Transparency is a funny thing, as it means so much and yet so little at the same time. It is a massive ideal we can grasp, but it makes us feel comfortable with the process. Transparency is the oil that will grease the wheels of playoff success.

Enter the "so little" part. As we've talked about transparency, two things have emerged as a means of keeping things on the proverbial up and up.

As Sporting News reported last week, Jack Swarbrick and the organizers of this grand revolution want the selection committee to produce a weekly top 20 during the season as a way to be transparent. This is not the preseason polls continued throughout; rather, it would be a rankings list arrived at by the committee members after a few weeks of watching football.

Today, another effort in the name of transparency has come to the forefront: getting a look into the selection committee process. As Dennis Dodd reported for CBS Sports, Bill Hancock and the power brokers are very much in favor of allowing a media member behind the selection committee curtain as they arrive at their decision. Folks are liking this, as Sports Illustrated's Andy Staples shows:


I do like that these CFB bigshots really seem to embrace the idea of selection committee transparency. Hope they mean it.

— Andy Staples (@Andy_Staples) July 2, 2012


Obviously, this is a spin-off of the NCAA selection committee's mock session that has become popular for media members as a way to gain insight into the process.

The problem here? Football is not basketball. Allowing a media member, or even a group of media members, into the final selection would only do so much good.

In basketball, we're talking about 68 teams being picked into the field, seeded and placed into regions. That's a lot to debate, a lot to talk about and a lot to sort out. In football, we're talking about four teams in the playoff and eight teams in the remaining big bowls.

With the committee producing their week-to-week rankings, we'll know the teams that fall into the realm of playoff-probable teams. Thanks to bowl tie-ins, we also know where the Big Ten, Pac-12, Big 12, SEC and ACC Champions will be headed. It won't be the hair-splitting, resume-examining circus that the NCAA tournament selection process has become.

Where the top four is concerned, barring upsets in conference title games or season finales, the arguing will boil down to one spot where the playoff is concerned. We're talking Cincinnati versus Florida in 2009, Stanford versus Oregon in 2011.

As for the non-semifinal bowl games, you take your conference champions and the rest of the top 12, and then you fill in your slots. Pretty simple—just keeping geography in mind and where the actual semifinal sites will be on a year to year basis.

Ultimately, this is not me being down on the prospect of the media being allowed to sit in on the committee doing their final selection. It just doesn't move the meter for me the way it does for others. True transparency has to come prior to the final selection—during the weeks from October through November as the committee is compiling their rankings.
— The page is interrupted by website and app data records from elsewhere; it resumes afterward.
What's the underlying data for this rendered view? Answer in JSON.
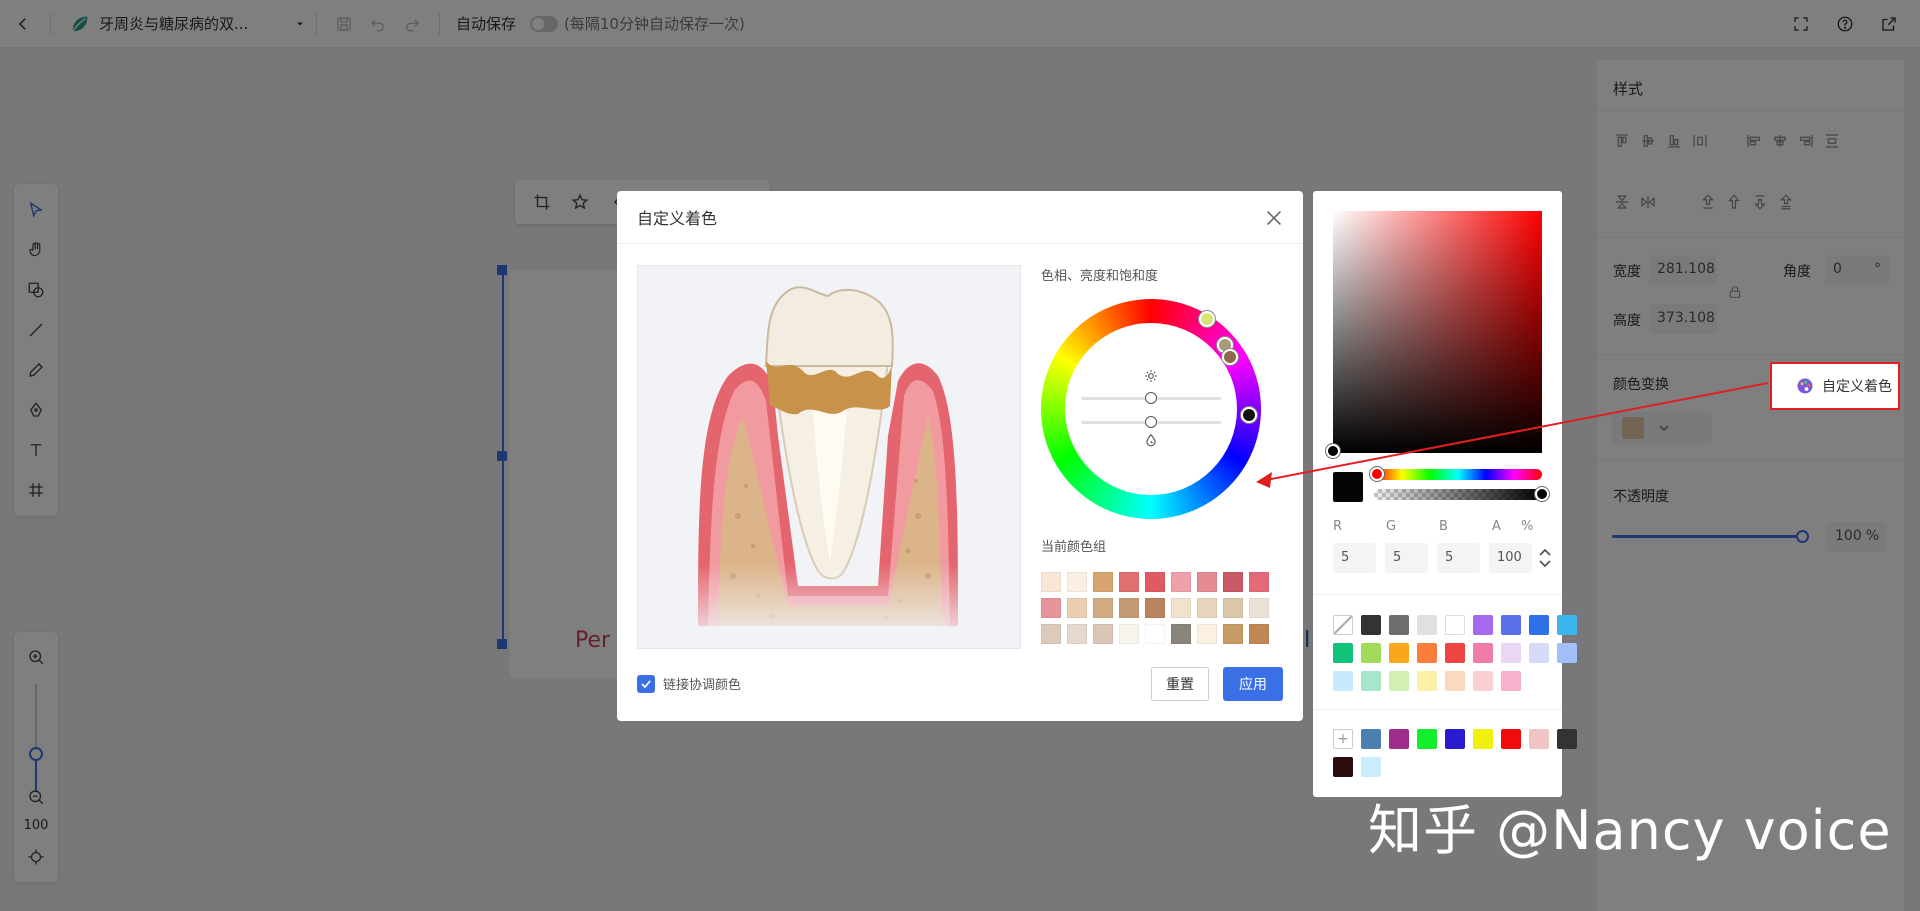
{
  "topbar": {
    "doc_title": "牙周炎与糖尿病的双...",
    "autosave_label": "自动保存",
    "autosave_hint": "(每隔10分钟自动保存一次)"
  },
  "zoom": {
    "value": "100"
  },
  "canvas": {
    "text_left": "Per",
    "text_right": "ll"
  },
  "right_panel": {
    "title": "样式",
    "width_label": "宽度",
    "width_value": "281.108",
    "height_label": "高度",
    "height_value": "373.108",
    "angle_label": "角度",
    "angle_value": "0",
    "angle_unit": "°",
    "color_transform_label": "颜色变换",
    "custom_color_label": "自定义着色",
    "opacity_label": "不透明度",
    "opacity_value": "100",
    "opacity_unit": "%",
    "opacity_level": 1.0
  },
  "modal": {
    "title": "自定义着色",
    "hsb_label": "色相、亮度和饱和度",
    "palette_label": "当前颜色组",
    "link_label": "链接协调颜色",
    "link_checked": true,
    "reset_label": "重置",
    "apply_label": "应用",
    "palette": [
      "#f8e6d6",
      "#fbeee2",
      "#d7a46f",
      "#e07070",
      "#e05a64",
      "#f0a0aa",
      "#e68a94",
      "#c75a66",
      "#e36a78",
      "#e8949c",
      "#ead0b0",
      "#d2aa82",
      "#c49a76",
      "#b8845e",
      "#f0e2cc",
      "#e8d4bc",
      "#dcc6aa",
      "#ece2d4",
      "#dccabc",
      "#e6d8cc",
      "#dcc6b8",
      "#f8f4ee",
      "#ffffff",
      "#8a847c",
      "#fbf0e2",
      "#c79a66",
      "#c08654"
    ]
  },
  "picker": {
    "labels": {
      "r": "R",
      "g": "G",
      "b": "B",
      "a": "A",
      "pct": "%"
    },
    "values": {
      "r": "5",
      "g": "5",
      "b": "5",
      "a": "100"
    },
    "current_color": "#050505",
    "swatches": [
      "none",
      "#333333",
      "#6e6e6e",
      "#e0e0e0",
      "#ffffff",
      "#a66af0",
      "#5a6fea",
      "#2f6fe8",
      "#3bb4f0",
      "#13c27a",
      "#a2db5a",
      "#f7a81b",
      "#fa7d3c",
      "#ef4444",
      "#f07aa8",
      "#ecd6f6",
      "#d6dcf8",
      "#a2c0f8",
      "#c8e9fb",
      "#a6e6cc",
      "#d2f0b4",
      "#fdf0a8",
      "#fcd8bc",
      "#fbd0d4",
      "#f9b0cc"
    ],
    "recent": [
      "add",
      "#4a7fb0",
      "#a02c8c",
      "#13ee2c",
      "#2a1bd0",
      "#f0f00c",
      "#f00c0c",
      "#f0c4c4",
      "#333333",
      "#2c0c0c",
      "#c8eefc"
    ]
  },
  "watermark": "知乎 @Nancy voice"
}
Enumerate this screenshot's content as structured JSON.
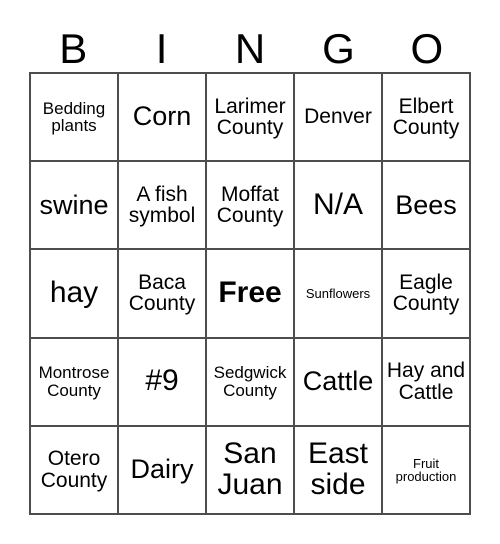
{
  "card": {
    "title": "BINGO",
    "header_letters": [
      "B",
      "I",
      "N",
      "G",
      "O"
    ],
    "free_space_label": "Free",
    "grid_rows": 5,
    "grid_cols": 5,
    "border_color": "#4d4d4d",
    "text_color": "#000000",
    "background_color": "#ffffff",
    "cells": [
      [
        {
          "text": "Bedding plants",
          "size": "sm",
          "free": false
        },
        {
          "text": "Corn",
          "size": "lg",
          "free": false
        },
        {
          "text": "Larimer County",
          "size": "md",
          "free": false
        },
        {
          "text": "Denver",
          "size": "md",
          "free": false
        },
        {
          "text": "Elbert County",
          "size": "md",
          "free": false
        }
      ],
      [
        {
          "text": "swine",
          "size": "lg",
          "free": false
        },
        {
          "text": "A fish symbol",
          "size": "md",
          "free": false
        },
        {
          "text": "Moffat County",
          "size": "md",
          "free": false
        },
        {
          "text": "N/A",
          "size": "xl",
          "free": false
        },
        {
          "text": "Bees",
          "size": "lg",
          "free": false
        }
      ],
      [
        {
          "text": "hay",
          "size": "xl",
          "free": false
        },
        {
          "text": "Baca County",
          "size": "md",
          "free": false
        },
        {
          "text": "Free",
          "size": "xl",
          "free": true
        },
        {
          "text": "Sunflowers",
          "size": "xs",
          "free": false
        },
        {
          "text": "Eagle County",
          "size": "md",
          "free": false
        }
      ],
      [
        {
          "text": "Montrose County",
          "size": "sm",
          "free": false
        },
        {
          "text": "#9",
          "size": "xl",
          "free": false
        },
        {
          "text": "Sedgwick County",
          "size": "sm",
          "free": false
        },
        {
          "text": "Cattle",
          "size": "lg",
          "free": false
        },
        {
          "text": "Hay and Cattle",
          "size": "md",
          "free": false
        }
      ],
      [
        {
          "text": "Otero County",
          "size": "md",
          "free": false
        },
        {
          "text": "Dairy",
          "size": "lg",
          "free": false
        },
        {
          "text": "San Juan",
          "size": "xl",
          "free": false
        },
        {
          "text": "East side",
          "size": "xl",
          "free": false
        },
        {
          "text": "Fruit production",
          "size": "xs",
          "free": false
        }
      ]
    ]
  }
}
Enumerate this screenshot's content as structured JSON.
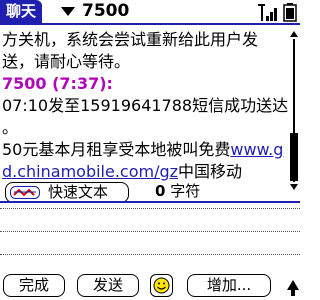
{
  "header": {
    "title": "聊天",
    "contact": "7500"
  },
  "messages": {
    "line1": "方关机，系统会尝试重新给此用户发",
    "line2": "送，请耐心等待。",
    "sender": "7500 (7:37):",
    "line4": "07:10发至15919641788短信成功送达",
    "line5": "。",
    "line6_text": "50元基本月租享受本地被叫免费",
    "line6_link": "www.g",
    "line7_link": "d.chinamobile.com/gz",
    "line7_text": "中国移动"
  },
  "quick_text": {
    "label": "快速文本",
    "count": "0",
    "count_unit": "字符"
  },
  "toolbar": {
    "done": "完成",
    "send": "发送",
    "add": "增加..."
  },
  "colors": {
    "accent": "#1f1fb0",
    "sender": "#b008b8"
  }
}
That is where the true transparency must come from.

Transparency is critical, but opening things up at the end of the season is not the solution that most folks are looking for. A weekly look inside of the rankings and an explanation would go a long way to keeping things open and honest in a way that will truly impact the college football postseason.